#### [Records for this exercise]
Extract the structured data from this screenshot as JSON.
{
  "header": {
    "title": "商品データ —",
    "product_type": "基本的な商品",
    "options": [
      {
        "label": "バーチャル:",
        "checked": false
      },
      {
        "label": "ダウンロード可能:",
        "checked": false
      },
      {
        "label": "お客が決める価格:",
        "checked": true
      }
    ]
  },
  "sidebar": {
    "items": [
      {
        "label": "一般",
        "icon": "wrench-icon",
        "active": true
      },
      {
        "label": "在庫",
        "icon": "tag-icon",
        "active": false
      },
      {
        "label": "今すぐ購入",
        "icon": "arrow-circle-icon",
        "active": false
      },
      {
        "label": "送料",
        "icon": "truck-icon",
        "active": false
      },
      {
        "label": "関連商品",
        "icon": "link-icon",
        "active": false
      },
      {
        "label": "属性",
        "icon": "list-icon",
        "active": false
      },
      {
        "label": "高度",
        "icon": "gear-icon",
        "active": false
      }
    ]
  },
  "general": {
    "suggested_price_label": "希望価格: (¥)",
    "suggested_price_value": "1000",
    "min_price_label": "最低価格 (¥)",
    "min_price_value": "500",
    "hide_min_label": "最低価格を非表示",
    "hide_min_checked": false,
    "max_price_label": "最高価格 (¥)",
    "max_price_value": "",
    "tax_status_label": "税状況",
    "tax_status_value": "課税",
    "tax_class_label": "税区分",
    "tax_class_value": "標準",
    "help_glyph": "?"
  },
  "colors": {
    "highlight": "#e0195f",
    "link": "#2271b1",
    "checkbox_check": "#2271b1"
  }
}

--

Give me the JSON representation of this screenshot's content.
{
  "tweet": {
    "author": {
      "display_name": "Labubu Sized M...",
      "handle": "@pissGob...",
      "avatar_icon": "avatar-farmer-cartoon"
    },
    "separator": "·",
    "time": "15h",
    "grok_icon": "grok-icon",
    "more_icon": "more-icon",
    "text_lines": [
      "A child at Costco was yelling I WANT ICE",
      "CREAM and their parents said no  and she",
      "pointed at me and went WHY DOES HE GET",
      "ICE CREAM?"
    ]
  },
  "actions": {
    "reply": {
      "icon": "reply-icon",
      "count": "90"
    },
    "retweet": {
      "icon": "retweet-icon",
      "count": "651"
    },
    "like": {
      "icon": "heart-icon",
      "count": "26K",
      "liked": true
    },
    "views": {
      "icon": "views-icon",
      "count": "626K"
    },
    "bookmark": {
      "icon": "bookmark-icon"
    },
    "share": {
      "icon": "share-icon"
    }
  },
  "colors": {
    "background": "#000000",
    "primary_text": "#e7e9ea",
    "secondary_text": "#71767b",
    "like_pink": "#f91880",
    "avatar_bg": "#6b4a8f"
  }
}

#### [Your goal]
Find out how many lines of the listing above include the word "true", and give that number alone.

#### [The answer]
3